© 2013

Animated Documentary

  • Authors

Table of contents

  1. Front Matter
    Pages i-viii
  2. Annabelle Honess Roe
    Pages 1-16
  3. Annabelle Honess Roe
    Pages 17-40
  4. Annabelle Honess Roe
    Pages 41-73
  5. Annabelle Honess Roe
    Pages 74-105
  6. Annabelle Honess Roe
    Pages 106-138
  7. Annabelle Honess Roe
    Pages 139-169
  8. Annabelle Honess Roe
    Pages 170-173
  9. Back Matter
    Pages 174-194

About this book


Animated Documentary, the first book to be published on this fascinating topic, considers how animation is used as a representational strategy in nonfiction film and television and explores the ways animation expands the range and depth of what documentary can show us about the world.

On behalf of the Society for Animation Studies(SAS), the Chair of the Jury announced the book as the winner of the delayed 2015 SAS McLaren-Lambart Award with the following words:

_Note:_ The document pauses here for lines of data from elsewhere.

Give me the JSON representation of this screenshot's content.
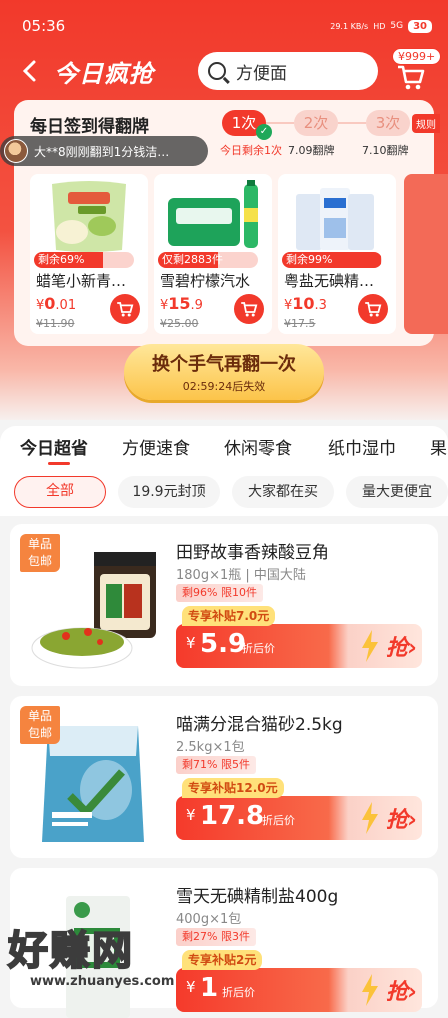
{
  "status": {
    "time": "05:36",
    "net": "29.1 KB/s",
    "hd": "HD",
    "signal": "5G",
    "battery": "30"
  },
  "nav": {
    "title": "今日疯抢",
    "search_text": "方便面",
    "cart_badge": "¥999+"
  },
  "signin": {
    "title": "每日签到得翻牌",
    "steps": [
      {
        "label": "1次",
        "caption": "今日剩余1次"
      },
      {
        "label": "2次",
        "caption": "7.09翻牌"
      },
      {
        "label": "3次",
        "caption": "7.10翻牌"
      }
    ],
    "rules": "规则",
    "marquee": "大**8刚刚翻到1分钱洁…",
    "products": [
      {
        "remain": "剩余69%",
        "remain_pct": 69,
        "name": "蜡笔小新青…",
        "price_symbol": "¥",
        "price_int": "0",
        "price_dec": ".01",
        "orig": "¥11.90"
      },
      {
        "remain": "仅剩2883件",
        "remain_pct": 60,
        "name": "雪碧柠檬汽水",
        "price_symbol": "¥",
        "price_int": "15",
        "price_dec": ".9",
        "orig": "¥25.00"
      },
      {
        "remain": "剩余99%",
        "remain_pct": 99,
        "name": "粤盐无碘精…",
        "price_symbol": "¥",
        "price_int": "10",
        "price_dec": ".3",
        "orig": "¥17.5"
      }
    ],
    "flip_button": "换个手气再翻一次",
    "countdown": "02:59:24后失效"
  },
  "categories": [
    "今日超省",
    "方便速食",
    "休闲零食",
    "纸巾湿巾",
    "果"
  ],
  "chips": [
    "全部",
    "19.9元封顶",
    "大家都在买",
    "量大更便宜"
  ],
  "items": [
    {
      "tag1": "单品",
      "tag2": "包邮",
      "name": "田野故事香辣酸豆角",
      "spec": "180g×1瓶",
      "origin": "中国大陆",
      "stock": "剩96% 限10件",
      "subsidy": "专享补贴7.0元",
      "price_symbol": "¥",
      "price": "5.9",
      "after": "折后价",
      "buy": "抢"
    },
    {
      "tag1": "单品",
      "tag2": "包邮",
      "name": "喵满分混合猫砂2.5kg",
      "spec": "2.5kg×1包",
      "origin": "",
      "stock": "剩71% 限5件",
      "subsidy": "专享补贴12.0元",
      "price_symbol": "¥",
      "price": "17.8",
      "after": "折后价",
      "buy": "抢"
    },
    {
      "tag1": "",
      "tag2": "",
      "name": "雪天无碘精制盐400g",
      "spec": "400g×1包",
      "origin": "",
      "stock": "剩27% 限3件",
      "subsidy": "专享补贴2元",
      "price_symbol": "¥",
      "price": "1",
      "after": "折后价",
      "buy": "抢"
    }
  ],
  "watermark": {
    "main": "好赚网",
    "url": "www.zhuanyes.com"
  },
  "colors": {
    "brand": "#f2392b",
    "coupon": "#ffe17a",
    "tag": "#f5843f"
  }
}
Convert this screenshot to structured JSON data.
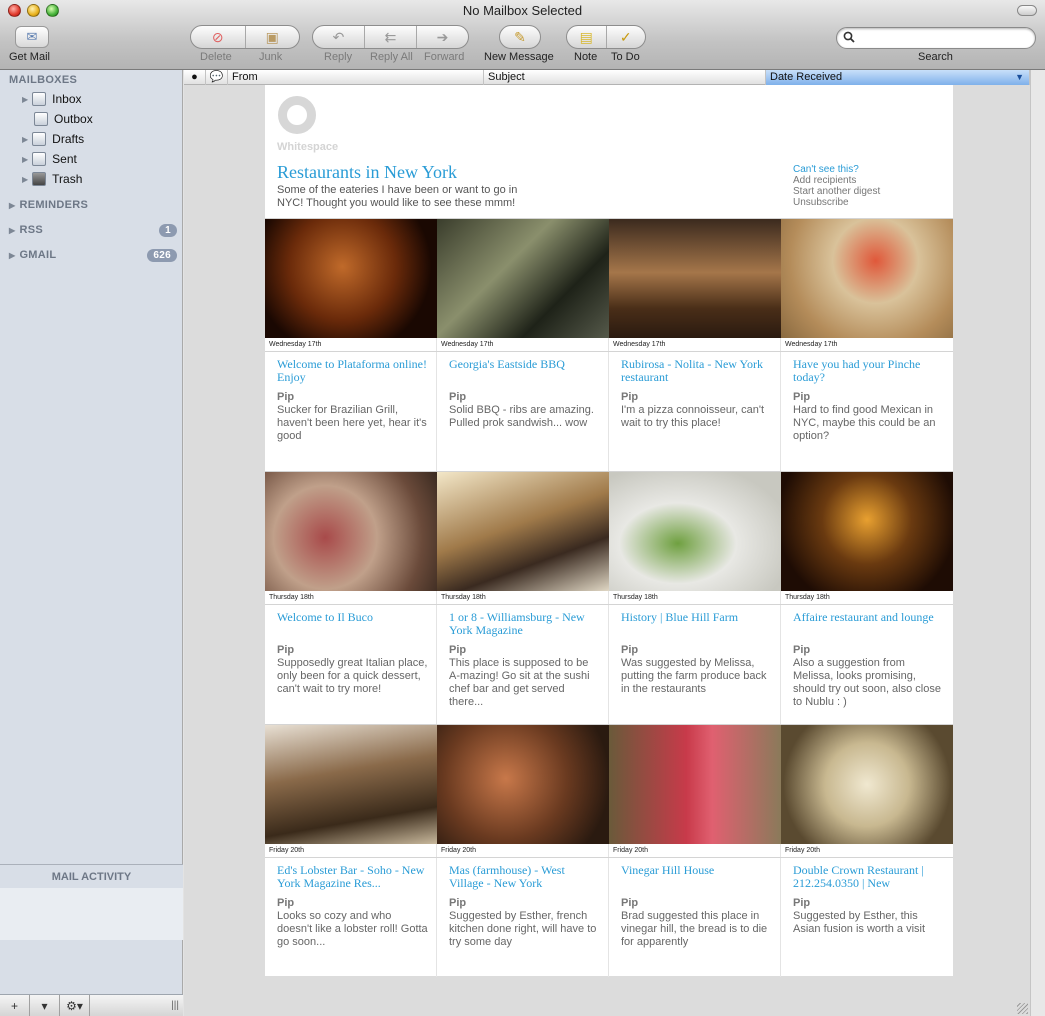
{
  "window": {
    "title": "No Mailbox Selected"
  },
  "toolbar": {
    "get_mail": "Get Mail",
    "delete": "Delete",
    "junk": "Junk",
    "reply": "Reply",
    "reply_all": "Reply All",
    "forward": "Forward",
    "new_message": "New Message",
    "note": "Note",
    "todo": "To Do",
    "search_label": "Search",
    "search_value": ""
  },
  "sidebar": {
    "mailboxes_header": "MAILBOXES",
    "mailboxes": [
      {
        "label": "Inbox"
      },
      {
        "label": "Outbox"
      },
      {
        "label": "Drafts"
      },
      {
        "label": "Sent"
      },
      {
        "label": "Trash"
      }
    ],
    "reminders": "REMINDERS",
    "rss": "RSS",
    "rss_count": "1",
    "gmail": "GMAIL",
    "gmail_count": "626",
    "activity": "MAIL ACTIVITY"
  },
  "columns": {
    "from": "From",
    "subject": "Subject",
    "date": "Date Received"
  },
  "email": {
    "logo_text": "Whitespace",
    "title": "Restaurants in New York",
    "intro": "Some of the eateries I have been or want to go in NYC! Thought you would like to see these mmm!",
    "links": [
      "Can't see this?",
      "Add recipients",
      "Start another digest",
      "Unsubscribe"
    ],
    "cards": [
      {
        "date": "Wednesday 17th",
        "title": "Welcome to Plataforma online! Enjoy",
        "author": "Pip",
        "body": "Sucker for Brazilian Grill, haven't been here yet, hear it's good"
      },
      {
        "date": "Wednesday 17th",
        "title": "Georgia's Eastside BBQ",
        "author": "Pip",
        "body": "Solid BBQ - ribs are amazing. Pulled prok sandwish... wow"
      },
      {
        "date": "Wednesday 17th",
        "title": "Rubirosa - Nolita - New York restaurant",
        "author": "Pip",
        "body": "I'm a pizza connoisseur, can't wait to try this place!"
      },
      {
        "date": "Wednesday 17th",
        "title": "Have you had your Pinche today?",
        "author": "Pip",
        "body": "Hard to find good Mexican in NYC, maybe this could be an option?"
      },
      {
        "date": "Thursday 18th",
        "title": "Welcome to Il Buco",
        "author": "Pip",
        "body": "Supposedly great Italian place, only been for a quick dessert, can't wait to try more!"
      },
      {
        "date": "Thursday 18th",
        "title": "1 or 8 - Williamsburg - New York Magazine",
        "author": "Pip",
        "body": "This place is supposed to be A-mazing! Go sit at the sushi chef bar and get served there..."
      },
      {
        "date": "Thursday 18th",
        "title": "History | Blue Hill Farm",
        "author": "Pip",
        "body": "Was suggested by Melissa, putting the farm produce back in the restaurants"
      },
      {
        "date": "Thursday 18th",
        "title": "Affaire restaurant and  lounge",
        "author": "Pip",
        "body": "Also a suggestion from Melissa, looks promising, should try out soon, also close to Nublu : )"
      },
      {
        "date": "Friday 20th",
        "title": "Ed's Lobster Bar - Soho - New York Magazine Res...",
        "author": "Pip",
        "body": "Looks so cozy and who doesn't like a lobster roll! Gotta go soon..."
      },
      {
        "date": "Friday 20th",
        "title": "Mas (farmhouse) - West Village - New York",
        "author": "Pip",
        "body": "Suggested by Esther, french kitchen done right, will have to try some day"
      },
      {
        "date": "Friday 20th",
        "title": "Vinegar Hill House",
        "author": "Pip",
        "body": "Brad suggested this place in vinegar hill, the bread is to die for apparently"
      },
      {
        "date": "Friday 20th",
        "title": "Double Crown Restaurant | 212.254.0350 | New",
        "author": "Pip",
        "body": "Suggested by Esther, this Asian fusion is worth a visit"
      }
    ]
  },
  "colors": {
    "link_blue": "#2a9cd6",
    "sidebar_bg": "#d8dee7",
    "badge": "#8d9ab0"
  }
}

'Animated Documentary is a vital addition to both animation scholarship and film studies scholarship more broadly, expertly achieving the tricky challenge of synthesising these two scholarly traditions to provide a compelling and brilliantly coherent account of the animated documentary form. At the heart of Roe’s book is the conviction that animated documentary “has the capacity to represent temporally, geographically, and psychologically distal aspects of life beyond the reach of live action” (p. 22). As a representational strategy, Roe details how animated documentary can be seen to adopt techniques of “mimetic substitution, non-mimetic substitution and evocation” in response to the limitations of live action material (p. 26). Animated Documentary will without doubt become an essential resource for many years to come for anyone interested in the intersection of animation and documentary.'


animation bibliography fiction film interview knowledge television

About the authors

Annabelle Honess Roe is Lecturer in Film Studies at the University of Surrey, UK. She has contributed chapters to a number of books and had articles published in Animation: An Interdisciplinary Journal and the Journal of British Cinema and Television.

Bibliographic information


“Animentaries are an excellent subject for pragmatic research projects, and Animated Documentary offers a wealth of ideas to embark upon them.” (Charles Forceville, Journal of Pragmatics, Vol. 89, 2015)